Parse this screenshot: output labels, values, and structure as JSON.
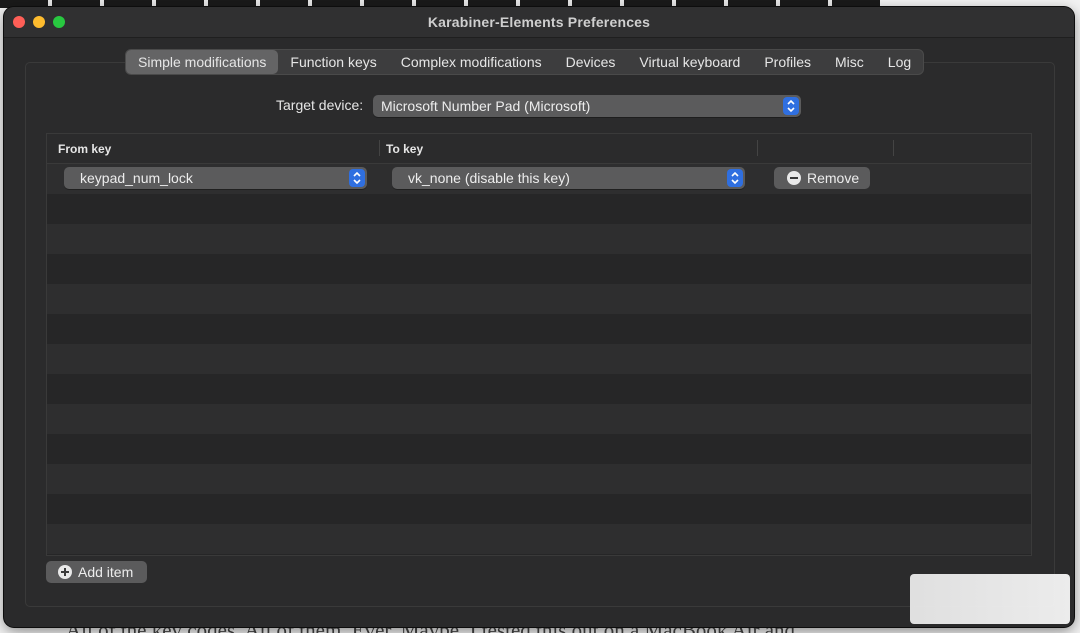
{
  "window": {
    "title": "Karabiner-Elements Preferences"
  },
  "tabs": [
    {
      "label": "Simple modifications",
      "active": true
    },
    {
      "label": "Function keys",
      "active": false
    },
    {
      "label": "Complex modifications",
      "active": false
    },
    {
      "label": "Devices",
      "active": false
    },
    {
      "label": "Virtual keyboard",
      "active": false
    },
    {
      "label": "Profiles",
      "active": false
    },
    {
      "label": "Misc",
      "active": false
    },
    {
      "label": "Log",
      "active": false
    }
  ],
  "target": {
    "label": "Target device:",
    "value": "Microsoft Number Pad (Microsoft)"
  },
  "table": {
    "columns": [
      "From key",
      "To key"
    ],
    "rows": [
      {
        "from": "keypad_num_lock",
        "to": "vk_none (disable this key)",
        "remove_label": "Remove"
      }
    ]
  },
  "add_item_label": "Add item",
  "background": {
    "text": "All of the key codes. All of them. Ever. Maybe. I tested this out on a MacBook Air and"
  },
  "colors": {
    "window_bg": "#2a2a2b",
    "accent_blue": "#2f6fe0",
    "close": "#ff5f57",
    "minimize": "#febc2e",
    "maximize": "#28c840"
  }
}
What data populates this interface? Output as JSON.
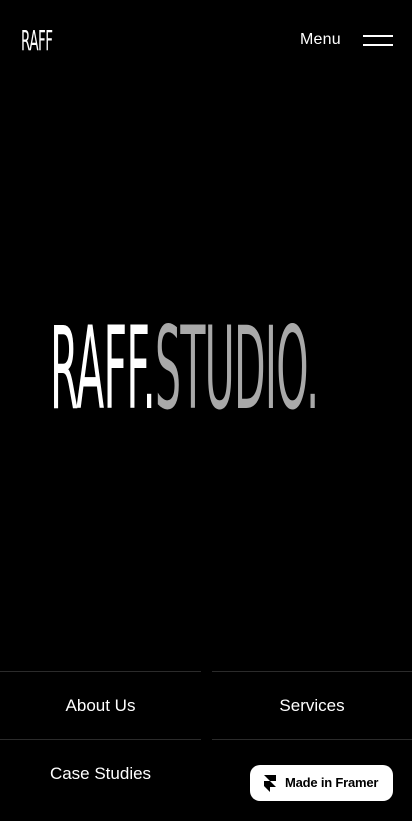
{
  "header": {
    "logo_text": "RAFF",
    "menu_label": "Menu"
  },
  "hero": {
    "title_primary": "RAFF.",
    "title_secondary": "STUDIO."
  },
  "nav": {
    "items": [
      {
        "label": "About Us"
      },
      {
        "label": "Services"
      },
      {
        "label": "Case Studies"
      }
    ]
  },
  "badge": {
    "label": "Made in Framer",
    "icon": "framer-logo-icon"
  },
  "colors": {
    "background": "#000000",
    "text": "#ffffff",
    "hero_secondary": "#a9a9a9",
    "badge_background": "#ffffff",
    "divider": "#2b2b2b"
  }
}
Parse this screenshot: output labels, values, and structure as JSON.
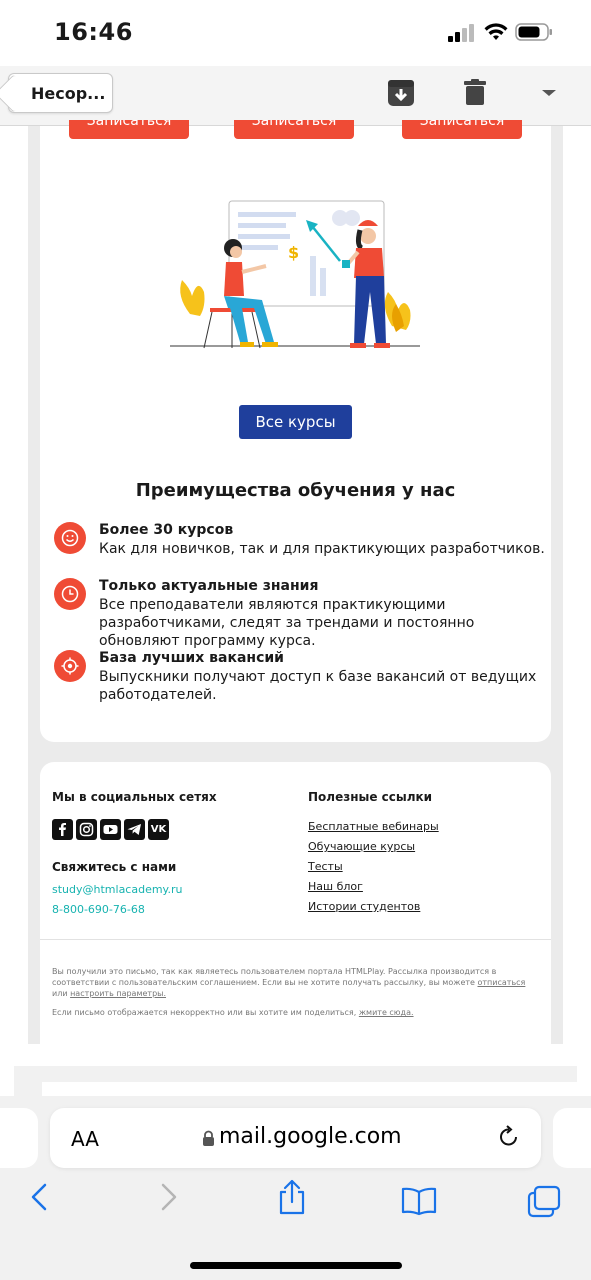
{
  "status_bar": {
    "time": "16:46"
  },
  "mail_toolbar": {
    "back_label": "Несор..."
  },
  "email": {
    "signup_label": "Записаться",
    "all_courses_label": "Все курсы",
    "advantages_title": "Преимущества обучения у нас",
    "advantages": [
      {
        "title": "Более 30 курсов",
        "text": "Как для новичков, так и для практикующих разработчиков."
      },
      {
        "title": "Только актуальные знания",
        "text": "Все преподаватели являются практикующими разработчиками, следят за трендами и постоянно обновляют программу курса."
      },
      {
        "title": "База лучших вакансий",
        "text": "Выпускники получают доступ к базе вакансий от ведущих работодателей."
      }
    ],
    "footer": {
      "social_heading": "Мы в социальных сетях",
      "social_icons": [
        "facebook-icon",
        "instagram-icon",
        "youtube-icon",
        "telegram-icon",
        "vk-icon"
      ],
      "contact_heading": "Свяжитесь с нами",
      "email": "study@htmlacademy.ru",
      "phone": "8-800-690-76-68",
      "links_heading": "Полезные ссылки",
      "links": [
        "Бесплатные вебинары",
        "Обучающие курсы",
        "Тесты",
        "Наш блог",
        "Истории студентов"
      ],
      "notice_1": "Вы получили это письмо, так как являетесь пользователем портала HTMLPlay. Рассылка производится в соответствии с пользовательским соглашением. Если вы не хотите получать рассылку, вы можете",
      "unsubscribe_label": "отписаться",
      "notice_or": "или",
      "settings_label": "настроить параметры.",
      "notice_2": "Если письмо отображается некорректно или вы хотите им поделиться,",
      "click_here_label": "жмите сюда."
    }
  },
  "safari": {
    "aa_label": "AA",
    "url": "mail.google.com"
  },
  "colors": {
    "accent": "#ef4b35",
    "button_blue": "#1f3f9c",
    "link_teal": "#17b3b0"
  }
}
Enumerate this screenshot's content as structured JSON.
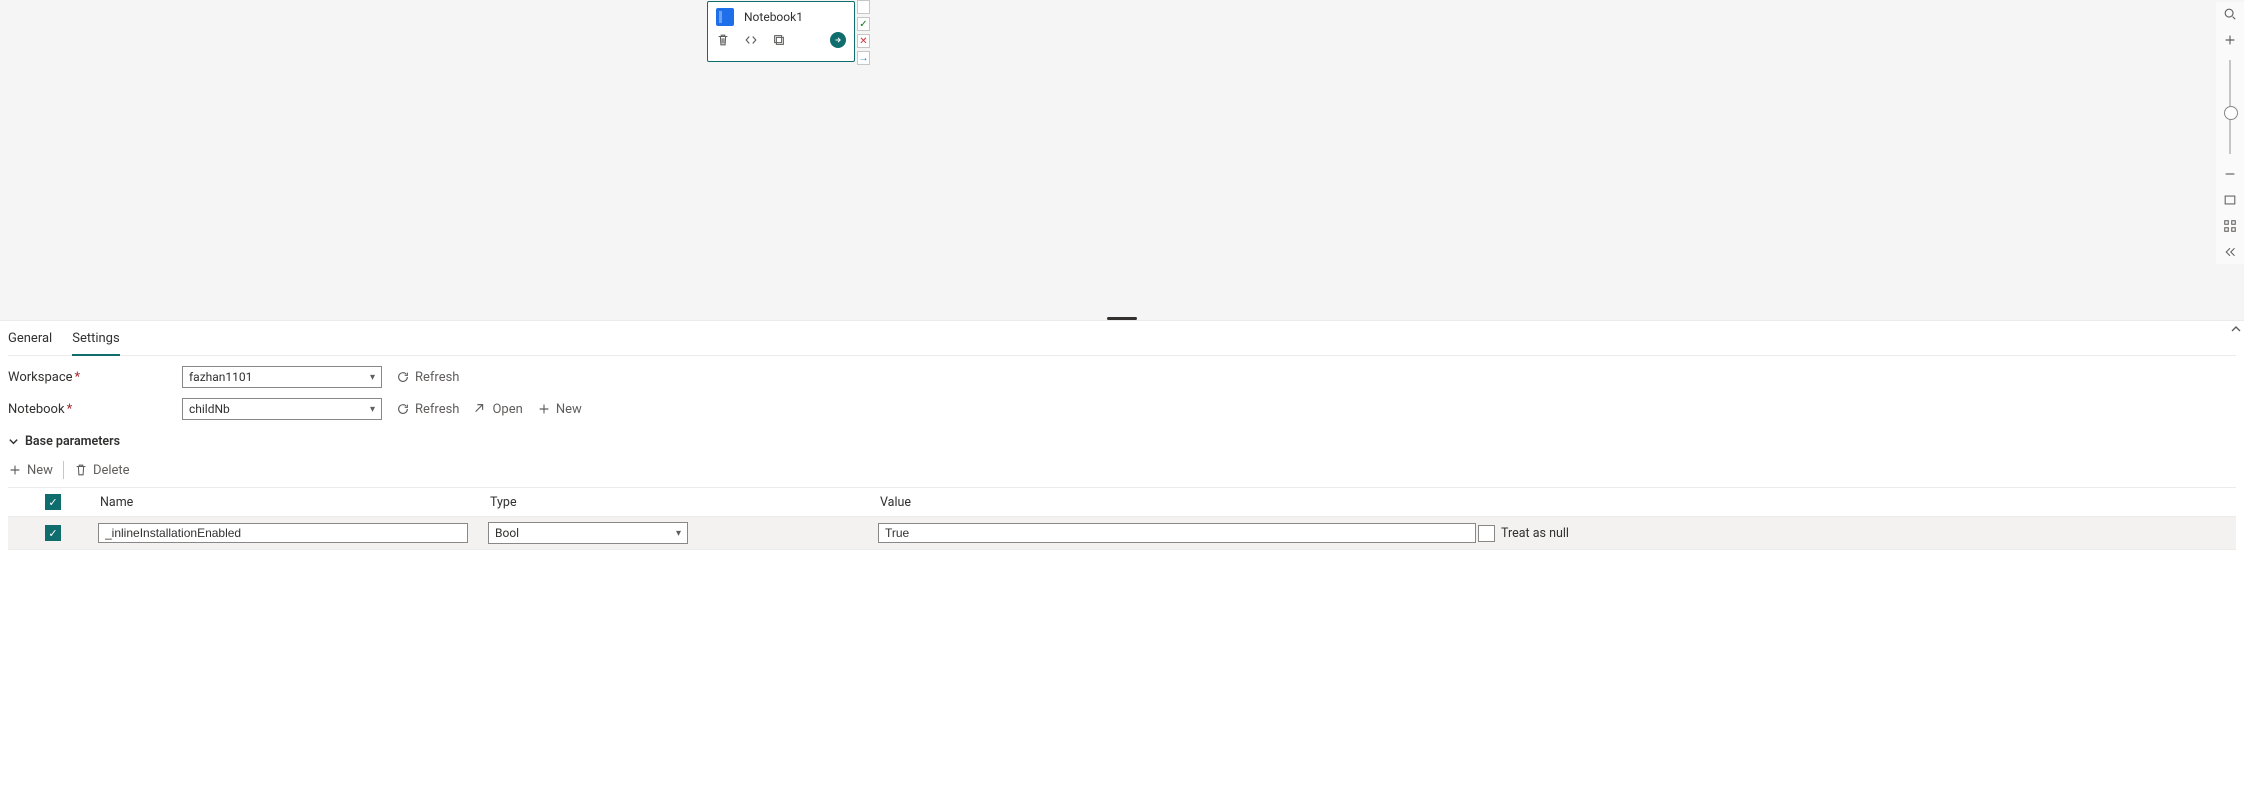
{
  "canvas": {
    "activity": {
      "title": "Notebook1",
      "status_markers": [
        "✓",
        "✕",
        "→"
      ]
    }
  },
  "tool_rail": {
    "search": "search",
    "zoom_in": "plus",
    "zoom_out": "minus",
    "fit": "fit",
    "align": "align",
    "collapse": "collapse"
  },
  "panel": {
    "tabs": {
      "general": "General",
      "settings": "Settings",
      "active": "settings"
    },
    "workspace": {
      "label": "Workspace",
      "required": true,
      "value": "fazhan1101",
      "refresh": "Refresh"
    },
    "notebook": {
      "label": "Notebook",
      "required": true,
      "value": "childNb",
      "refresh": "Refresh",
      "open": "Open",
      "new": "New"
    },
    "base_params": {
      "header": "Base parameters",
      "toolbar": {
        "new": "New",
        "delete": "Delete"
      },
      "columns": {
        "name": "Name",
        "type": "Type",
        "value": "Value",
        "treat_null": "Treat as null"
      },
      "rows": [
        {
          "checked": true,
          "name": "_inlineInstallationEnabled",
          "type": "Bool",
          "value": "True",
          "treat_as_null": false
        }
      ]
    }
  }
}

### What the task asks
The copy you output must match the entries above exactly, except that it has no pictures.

### Expected answer
Parse this screenshot: output labels, values, and structure as JSON.
{
  "window": {
    "title": "Karabiner-Elements Preferences"
  },
  "tabs": [
    {
      "label": "Simple modifications",
      "active": true
    },
    {
      "label": "Function keys",
      "active": false
    },
    {
      "label": "Complex modifications",
      "active": false
    },
    {
      "label": "Devices",
      "active": false
    },
    {
      "label": "Virtual keyboard",
      "active": false
    },
    {
      "label": "Profiles",
      "active": false
    },
    {
      "label": "Misc",
      "active": false
    },
    {
      "label": "Log",
      "active": false
    }
  ],
  "target": {
    "label": "Target device:",
    "value": "Microsoft Number Pad (Microsoft)"
  },
  "table": {
    "columns": [
      "From key",
      "To key"
    ],
    "rows": [
      {
        "from": "keypad_num_lock",
        "to": "vk_none (disable this key)",
        "remove_label": "Remove"
      }
    ]
  },
  "add_item_label": "Add item",
  "background": {
    "text": "All of the key codes. All of them. Ever. Maybe. I tested this out on a MacBook Air and"
  },
  "colors": {
    "window_bg": "#2a2a2b",
    "accent_blue": "#2f6fe0",
    "close": "#ff5f57",
    "minimize": "#febc2e",
    "maximize": "#28c840"
  }
}
What data populates this interface? Output as JSON.
{
  "header": {
    "logo_text": "RAFF",
    "menu_label": "Menu"
  },
  "hero": {
    "title_primary": "RAFF.",
    "title_secondary": "STUDIO."
  },
  "nav": {
    "items": [
      {
        "label": "About Us"
      },
      {
        "label": "Services"
      },
      {
        "label": "Case Studies"
      }
    ]
  },
  "badge": {
    "label": "Made in Framer",
    "icon": "framer-logo-icon"
  },
  "colors": {
    "background": "#000000",
    "text": "#ffffff",
    "hero_secondary": "#a9a9a9",
    "badge_background": "#ffffff",
    "divider": "#2b2b2b"
  }
}
Parse this screenshot: output labels, values, and structure as JSON.
{
  "status_bar": {
    "time": "16:46"
  },
  "mail_toolbar": {
    "back_label": "Несор..."
  },
  "email": {
    "signup_label": "Записаться",
    "all_courses_label": "Все курсы",
    "advantages_title": "Преимущества обучения у нас",
    "advantages": [
      {
        "title": "Более 30 курсов",
        "text": "Как для новичков, так и для практикующих разработчиков."
      },
      {
        "title": "Только актуальные знания",
        "text": "Все преподаватели являются практикующими разработчиками, следят за трендами и постоянно обновляют программу курса."
      },
      {
        "title": "База лучших вакансий",
        "text": "Выпускники получают доступ к базе вакансий от ведущих работодателей."
      }
    ],
    "footer": {
      "social_heading": "Мы в социальных сетях",
      "social_icons": [
        "facebook-icon",
        "instagram-icon",
        "youtube-icon",
        "telegram-icon",
        "vk-icon"
      ],
      "contact_heading": "Свяжитесь с нами",
      "email": "study@htmlacademy.ru",
      "phone": "8-800-690-76-68",
      "links_heading": "Полезные ссылки",
      "links": [
        "Бесплатные вебинары",
        "Обучающие курсы",
        "Тесты",
        "Наш блог",
        "Истории студентов"
      ],
      "notice_1": "Вы получили это письмо, так как являетесь пользователем портала HTMLPlay. Рассылка производится в соответствии с пользовательским соглашением. Если вы не хотите получать рассылку, вы можете",
      "unsubscribe_label": "отписаться",
      "notice_or": "или",
      "settings_label": "настроить параметры.",
      "notice_2": "Если письмо отображается некорректно или вы хотите им поделиться,",
      "click_here_label": "жмите сюда."
    }
  },
  "safari": {
    "aa_label": "AA",
    "url": "mail.google.com"
  },
  "colors": {
    "accent": "#ef4b35",
    "button_blue": "#1f3f9c",
    "link_teal": "#17b3b0"
  }
}
Enumerate this screenshot's content as structured JSON.
{
  "canvas": {
    "activity": {
      "title": "Notebook1",
      "status_markers": [
        "✓",
        "✕",
        "→"
      ]
    }
  },
  "tool_rail": {
    "search": "search",
    "zoom_in": "plus",
    "zoom_out": "minus",
    "fit": "fit",
    "align": "align",
    "collapse": "collapse"
  },
  "panel": {
    "tabs": {
      "general": "General",
      "settings": "Settings",
      "active": "settings"
    },
    "workspace": {
      "label": "Workspace",
      "required": true,
      "value": "fazhan1101",
      "refresh": "Refresh"
    },
    "notebook": {
      "label": "Notebook",
      "required": true,
      "value": "childNb",
      "refresh": "Refresh",
      "open": "Open",
      "new": "New"
    },
    "base_params": {
      "header": "Base parameters",
      "toolbar": {
        "new": "New",
        "delete": "Delete"
      },
      "columns": {
        "name": "Name",
        "type": "Type",
        "value": "Value",
        "treat_null": "Treat as null"
      },
      "rows": [
        {
          "checked": true,
          "name": "_inlineInstallationEnabled",
          "type": "Bool",
          "value": "True",
          "treat_as_null": false
        }
      ]
    }
  }
}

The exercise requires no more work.